Cravath, Swaine & Moore is being sued by a former public shareholder of a grocery chain in a class action that alleges the firm breached its fiduciary duty by providing tainted advice that directed the grocer toward a buyer, private equity group Apollo Global Management.

New York-based Cravath crafted a “false and misleading” U.S. Securities and Exchange Commission filing relating to the 2016 $1.36 billion leveraged buyout of The Fresh Market by Apollo, the complaint alleges.

The plaintiff claims in a complaint filed in the Delaware Court of Chancery that Cravath drafted the Schedule 14D-9 “to procure stockholder approval and cover up prior wrongdoing,” and in doing so, pocketed $5.5 million in fees.

A Schedule 14D-9 is an SEC filing that discloses the details of an offer to purchase shares.

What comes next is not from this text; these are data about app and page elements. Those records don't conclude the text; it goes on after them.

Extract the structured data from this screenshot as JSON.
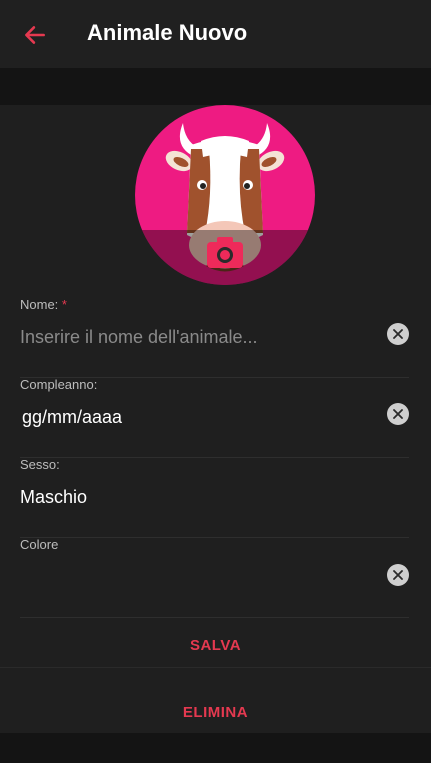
{
  "appbar": {
    "title": "Animale Nuovo",
    "back_icon": "arrow-left-icon"
  },
  "avatar": {
    "icon": "camera-icon",
    "bg_color": "#ee1b82"
  },
  "fields": {
    "name": {
      "label": "Nome:",
      "required_mark": "*",
      "placeholder": "Inserire il nome dell'animale...",
      "value": ""
    },
    "birthday": {
      "label": "Compleanno:",
      "value": "gg/mm/aaaa"
    },
    "sex": {
      "label": "Sesso:",
      "value": "Maschio"
    },
    "color": {
      "label": "Colore",
      "value": ""
    }
  },
  "actions": {
    "save_label": "SALVA",
    "delete_label": "ELIMINA"
  },
  "colors": {
    "accent": "#e53950",
    "background": "#1f1f1f",
    "appbar": "#202020"
  }
}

The complaint alleges that The Fresh Market’s founder and chairman, Ray Berry, made a deal with Apollo that would allow the company to buy out the public stockholders “on the cheap” and never entertain other buyout offers.

“The Company’s board of directors avoided threatened stockholder activism by acquiescing to and covering up a sham sale process,” the complaint alleges.

Its “high-powered advisors,” including Cravath, “each stood to benefit financially from making a deal happen, and they each aided and abetted breaches of fiduciary duty to do so,” it said.

“Cravath’s task was to lend a patina of integrity to a sham auction,” the complaint said.

Cravath did not immediately respond to request for comment on the complaint.

The suit also names JP Morgan, which served as investment banker to The Fresh Market on the deal.

This is the second iteration of the case. The Delaware Supreme Court in 2018 reversed a dismissal of the case that had been based on stockholder approval of the challenged transaction.

It found that the record supported the plaintiff’s allegation that the auction of The Fresh Market was a sham.